The first thing that you can do is log in to your server via SSH and check the output of the top command. The top is a command-line utility that can be used to check the load of your server. To check top, issue the following command via SSH.
You should see output similar to the following:
The load is generally displayed in the upper right-hand corner, as you can see in the image below:
The resources of the server instance will ultimately determine what type of load is acceptable. However, if you see a load higher than 10 and the server performs slowly, you'll need to investigate further what is causing the load.
If you have WHM, you can check the server's load simply by logging in, as the load is generally displayed on the main page.
For a more in-depth look at each process and its resource usage, you can use the Process Manager in WHM.
With the Process Manager, you can Kill processes or trace them and get an idea of the resource utilization of each process.
The next step is to check the Apache webserver to see if it is running.

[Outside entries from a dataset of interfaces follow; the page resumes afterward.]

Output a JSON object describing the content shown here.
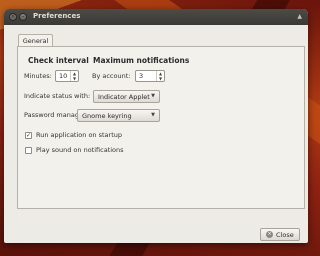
{
  "window": {
    "title": "Preferences"
  },
  "tabs": [
    {
      "label": "General",
      "active": true
    }
  ],
  "check_interval": {
    "heading": "Check interval",
    "minutes_label": "Minutes:",
    "minutes_value": "10"
  },
  "max_notifications": {
    "heading": "Maximum notifications",
    "by_account_label": "By account:",
    "by_account_value": "3"
  },
  "indicate_status": {
    "label": "Indicate status with:",
    "value": "Indicator Applet"
  },
  "password_manager": {
    "label": "Password manager:",
    "value": "Gnome keyring"
  },
  "options": {
    "run_on_startup": {
      "label": "Run application on startup",
      "checked": true
    },
    "play_sound": {
      "label": "Play sound on notifications",
      "checked": false
    }
  },
  "buttons": {
    "close": "Close"
  }
}
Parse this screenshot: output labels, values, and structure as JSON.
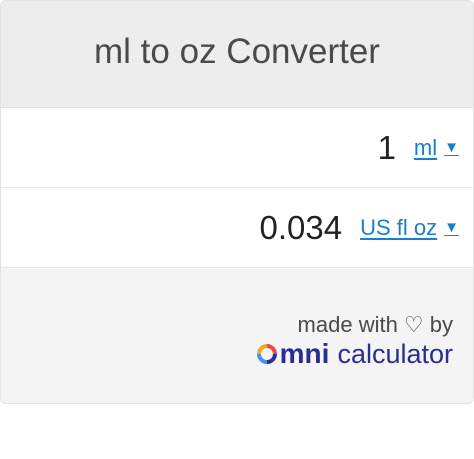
{
  "header": {
    "title": "ml to oz Converter"
  },
  "rows": [
    {
      "value": "1",
      "unit": "ml",
      "caret": "▼"
    },
    {
      "value": "0.034",
      "unit": "US fl oz",
      "caret": "▼"
    }
  ],
  "footer": {
    "made_with": "made with ♡ by",
    "brand_omni_rest": "mni",
    "brand_calculator": "calculator"
  },
  "colors": {
    "link": "#1a7fc9",
    "brand": "#2a2e8e",
    "omni_ring": [
      "#e84a4a",
      "#f5a623",
      "#4a90e2",
      "#2a2e8e"
    ]
  }
}
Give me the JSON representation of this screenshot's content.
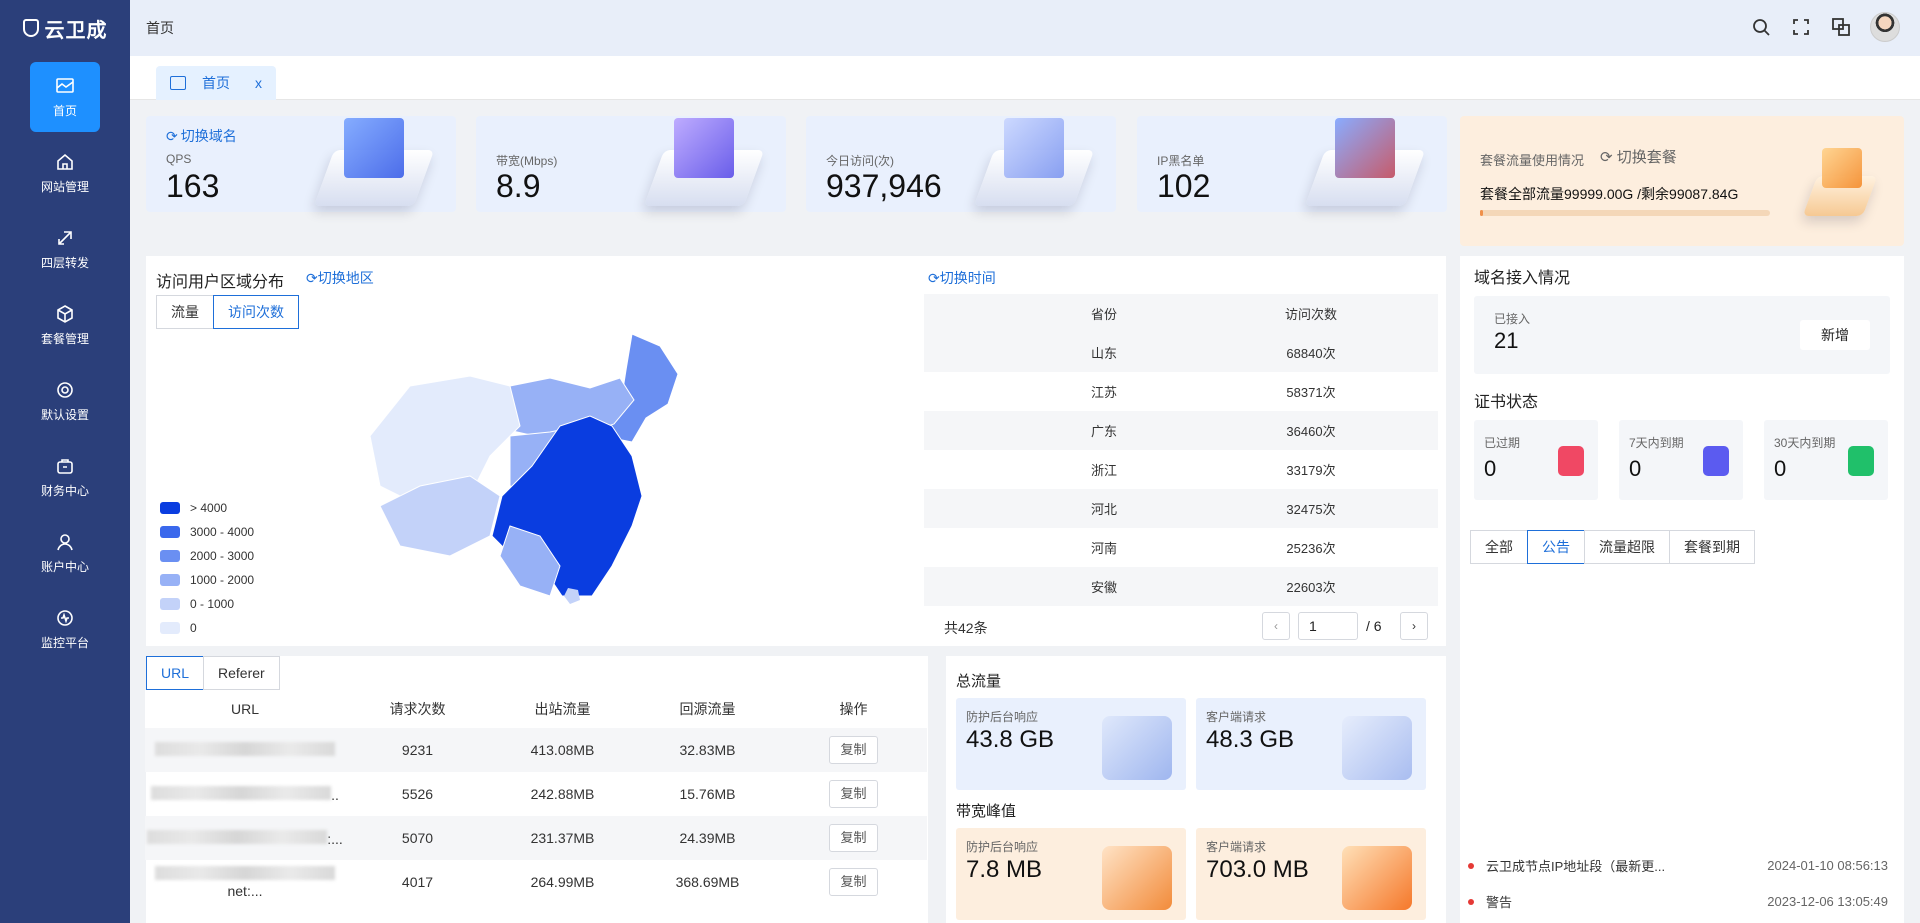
{
  "app": {
    "logo": "云卫成"
  },
  "sidebar": {
    "items": [
      {
        "label": "首页",
        "icon": "dashboard-icon"
      },
      {
        "label": "网站管理",
        "icon": "home-icon"
      },
      {
        "label": "四层转发",
        "icon": "forward-icon"
      },
      {
        "label": "套餐管理",
        "icon": "package-icon"
      },
      {
        "label": "默认设置",
        "icon": "gear-icon"
      },
      {
        "label": "财务中心",
        "icon": "wallet-icon"
      },
      {
        "label": "账户中心",
        "icon": "user-icon"
      },
      {
        "label": "监控平台",
        "icon": "monitor-icon"
      }
    ]
  },
  "header": {
    "breadcrumb": "首页"
  },
  "tabs": [
    {
      "label": "首页",
      "close": "x"
    }
  ],
  "stats": [
    {
      "switch": "切换域名",
      "label": "QPS",
      "value": "163"
    },
    {
      "label": "带宽(Mbps)",
      "value": "8.9"
    },
    {
      "label": "今日访问(次)",
      "value": "937,946"
    },
    {
      "label": "IP黑名单",
      "value": "102"
    }
  ],
  "package": {
    "label": "套餐流量使用情况",
    "switch": "切换套餐",
    "total": "套餐全部流量99999.00G /剩余99087.84G",
    "used_fraction": 0.01
  },
  "region": {
    "title": "访问用户区域分布",
    "switch_region": "切换地区",
    "switch_time": "切换时间",
    "toggle": [
      "流量",
      "访问次数"
    ],
    "legend": [
      {
        "label": "> 4000",
        "color": "#0a3de0"
      },
      {
        "label": "3000 - 4000",
        "color": "#3a68ec"
      },
      {
        "label": "2000 - 3000",
        "color": "#6a8ff2"
      },
      {
        "label": "1000 - 2000",
        "color": "#97b1f6"
      },
      {
        "label": "0 - 1000",
        "color": "#c3d2f9"
      },
      {
        "label": "0",
        "color": "#e3ebfc"
      }
    ],
    "table_headers": [
      "省份",
      "访问次数"
    ],
    "rows": [
      {
        "province": "山东",
        "count": "68840次"
      },
      {
        "province": "江苏",
        "count": "58371次"
      },
      {
        "province": "广东",
        "count": "36460次"
      },
      {
        "province": "浙江",
        "count": "33179次"
      },
      {
        "province": "河北",
        "count": "32475次"
      },
      {
        "province": "河南",
        "count": "25236次"
      },
      {
        "province": "安徽",
        "count": "22603次"
      }
    ],
    "pager": {
      "total": "共42条",
      "page": "1",
      "pages": "/ 6"
    }
  },
  "urltable": {
    "tabs": [
      "URL",
      "Referer"
    ],
    "headers": [
      "URL",
      "请求次数",
      "出站流量",
      "回源流量",
      "操作"
    ],
    "rows": [
      {
        "req": "9231",
        "out": "413.08MB",
        "back": "32.83MB",
        "op": "复制"
      },
      {
        "req": "5526",
        "out": "242.88MB",
        "back": "15.76MB",
        "op": "复制"
      },
      {
        "req": "5070",
        "out": "231.37MB",
        "back": "24.39MB",
        "op": "复制"
      },
      {
        "req": "4017",
        "out": "264.99MB",
        "back": "368.69MB",
        "op": "复制"
      }
    ],
    "url_suffixes": [
      "",
      "..",
      ":...",
      "net:..."
    ]
  },
  "traffic": {
    "total_title": "总流量",
    "total": [
      {
        "label": "防护后台响应",
        "value": "43.8 GB"
      },
      {
        "label": "客户端请求",
        "value": "48.3 GB"
      }
    ],
    "peak_title": "带宽峰值",
    "peak": [
      {
        "label": "防护后台响应",
        "value": "7.8 MB"
      },
      {
        "label": "客户端请求",
        "value": "703.0 MB"
      }
    ]
  },
  "domain": {
    "title": "域名接入情况",
    "connected_label": "已接入",
    "connected": "21",
    "add": "新增"
  },
  "cert": {
    "title": "证书状态",
    "items": [
      {
        "label": "已过期",
        "value": "0",
        "color": "#f04864"
      },
      {
        "label": "7天内到期",
        "value": "0",
        "color": "#5b5bf0"
      },
      {
        "label": "30天内到期",
        "value": "0",
        "color": "#20c06a"
      }
    ]
  },
  "notices": {
    "tabs": [
      "全部",
      "公告",
      "流量超限",
      "套餐到期"
    ],
    "items": [
      {
        "title": "云卫成节点IP地址段（最新更...",
        "date": "2024-01-10 08:56:13"
      },
      {
        "title": "警告",
        "date": "2023-12-06 13:05:49"
      }
    ]
  }
}
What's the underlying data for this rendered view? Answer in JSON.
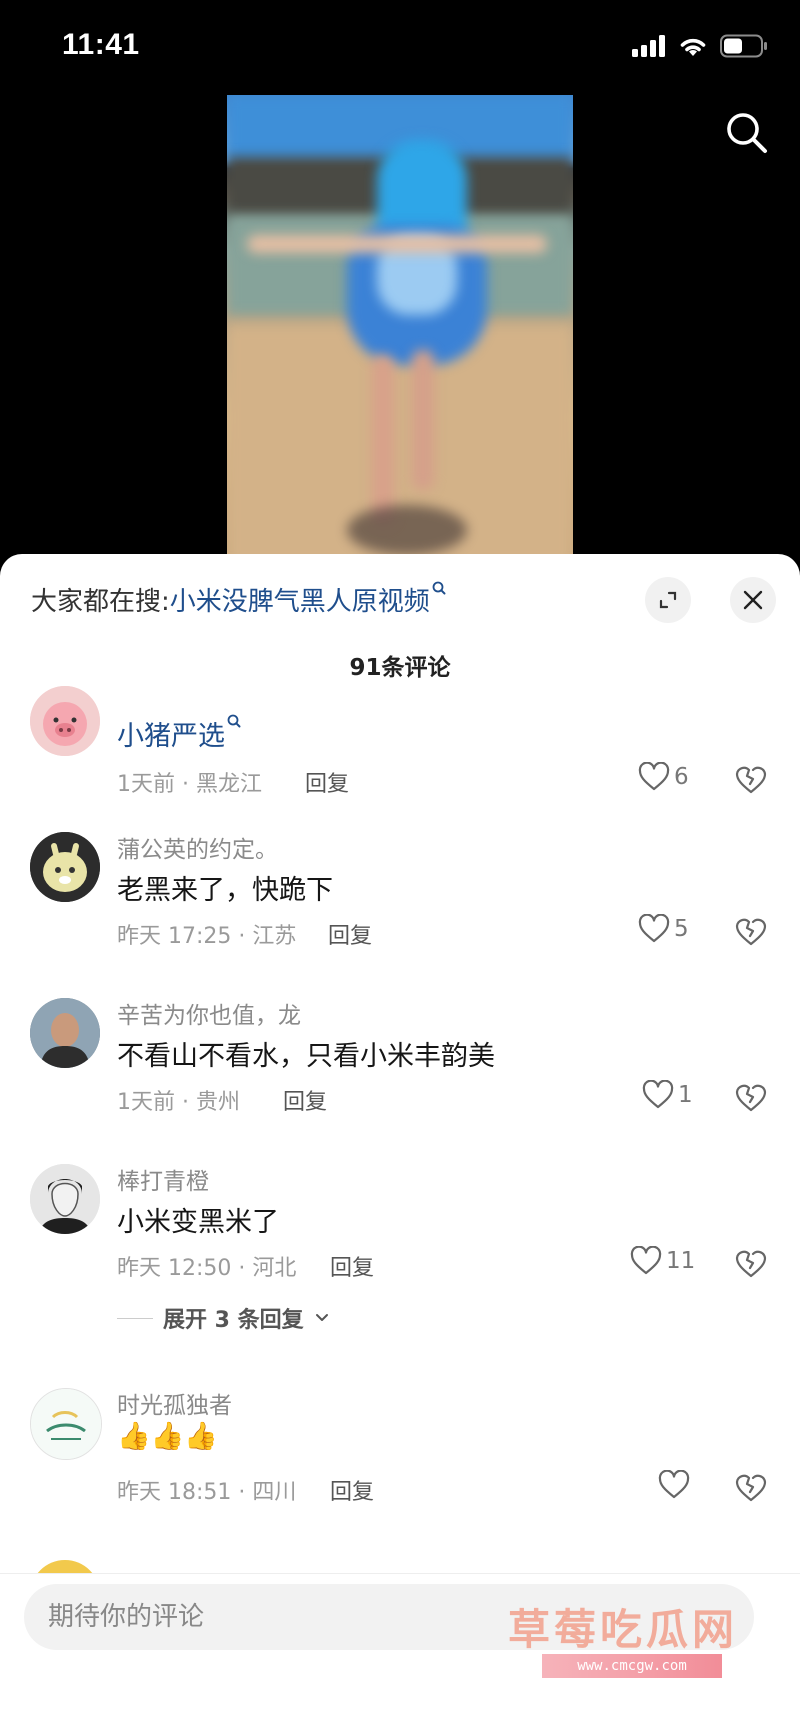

This can be done a few ways depending on your OS and if you're using cPanel. Let's take a look at a few common ways to check if Apache is running.
You can check if Apache is running in CentOS 6 by issuing the following command while logged in via SSH:
service httpd status
If this command returns that Apache is stopped, you can start it using this command:
service httpd start
You can also restart Apache at any time by using the following:
service httpd restart
To check Apache's status in CentOS 7, please issue the following command:
systemctl status httpd
If the output of this command states that Apache is stopped, you can start it by issuing this command:
systemctl start httpd
You can also restart the Apache webserver via this command:
systemctl restart httpd
You can check Apache's status by utilizing the steps below. Please note that you'll need to be logged into WHM before continuing.
You can also restart Apache from within WHM.
Apache should now be restarting.
In some cases, you just need to reboot the server. As the adage states, "have you tried turning it off and back on again?" can hold very true. Rebooting the server can be accomplished in a few ways; via SSH, WHM (if purchased), and through the Hostwinds client area.
To reboot the server via SSH, you'll first need to be logged in to the server as the root user through SSH. Once logged in as root, issue the following command:
reboot -h now
shutdown -h now
Either command should suffice to reboot the server gracefully.
To reboot the cloud instance using WHM, you'll first need to log in to WHM.
The server should now be rebooting.
First, you'll need to log in to the Hostwinds client area to proceed.
Note: If you have an older VPS, you will need to select Services >> My Services from your Client Area home page and selecting "Manage" next to the server you wish to reboot. Once you scroll down, you'll notice a Reboot option that you can select.
The server should now be rebooting.
If the server is still experiencing issues, please feel free to contact us by Opening a Support Ticket so that we may take a closer look for you.
Written by Michael Brower / June 23, 2017